Instructions to follow
Would you restate every entry that follows, word for word, and leave out the pictures?

------------

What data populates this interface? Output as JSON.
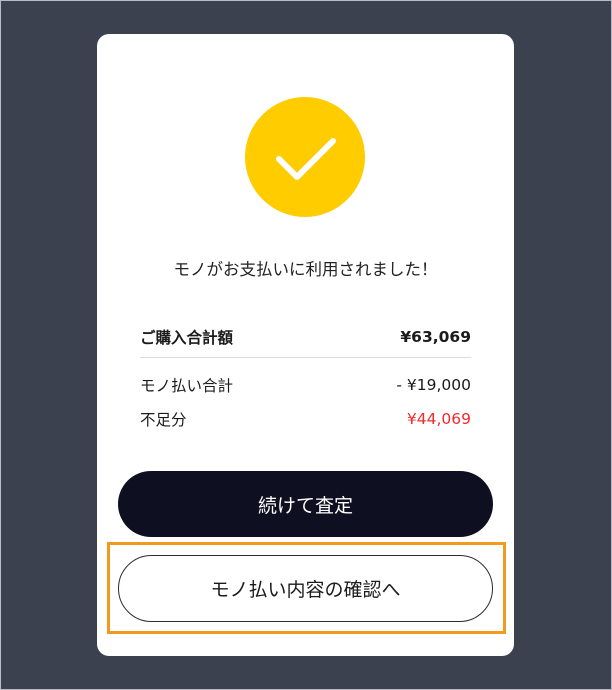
{
  "modal": {
    "message": "モノがお支払いに利用されました！",
    "summary": {
      "total_label": "ご購入合計額",
      "total_value": "¥63,069",
      "mono_label": "モノ払い合計",
      "mono_value": "- ¥19,000",
      "shortage_label": "不足分",
      "shortage_value": "¥44,069"
    },
    "buttons": {
      "continue_label": "続けて査定",
      "confirm_label": "モノ払い内容の確認へ"
    }
  },
  "colors": {
    "backdrop": "#3c4150",
    "check_circle": "#ffcc00",
    "primary_button": "#0e1021",
    "shortage_text": "#f22a2a",
    "highlight": "#f29a1e"
  },
  "icons": {
    "success": "checkmark-icon"
  }
}
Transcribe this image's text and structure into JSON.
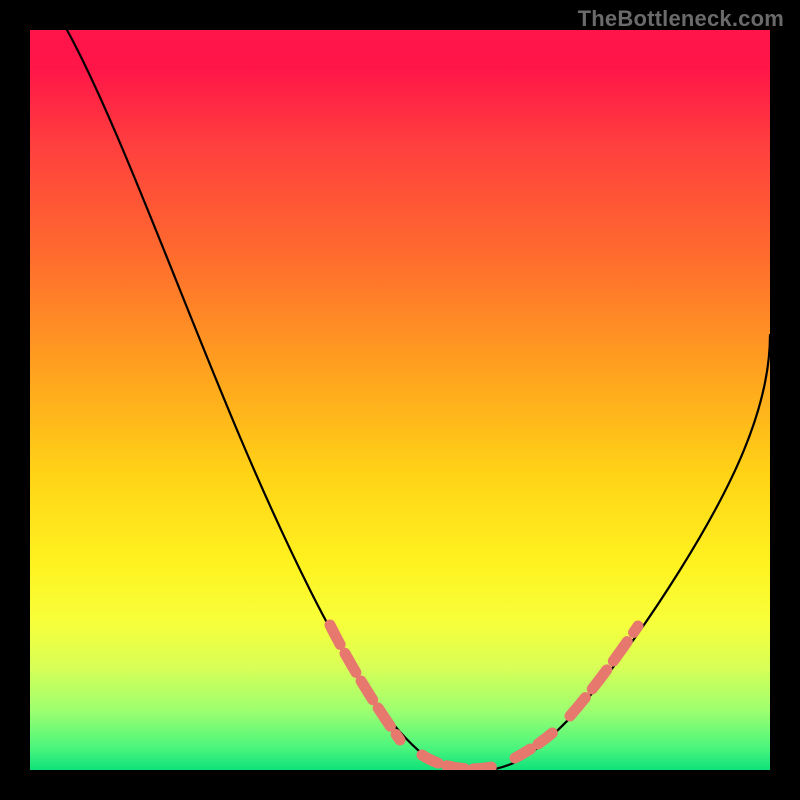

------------

Output
What data populates this interface? Output as JSON.
{
  "modal": {
    "message": "モノがお支払いに利用されました！",
    "summary": {
      "total_label": "ご購入合計額",
      "total_value": "¥63,069",
      "mono_label": "モノ払い合計",
      "mono_value": "- ¥19,000",
      "shortage_label": "不足分",
      "shortage_value": "¥44,069"
    },
    "buttons": {
      "continue_label": "続けて査定",
      "confirm_label": "モノ払い内容の確認へ"
    }
  },
  "colors": {
    "backdrop": "#3c4150",
    "check_circle": "#ffcc00",
    "primary_button": "#0e1021",
    "shortage_text": "#f22a2a",
    "highlight": "#f29a1e"
  },
  "icons": {
    "success": "checkmark-icon"
  }
}
Transcribe this image's text and structure into JSON.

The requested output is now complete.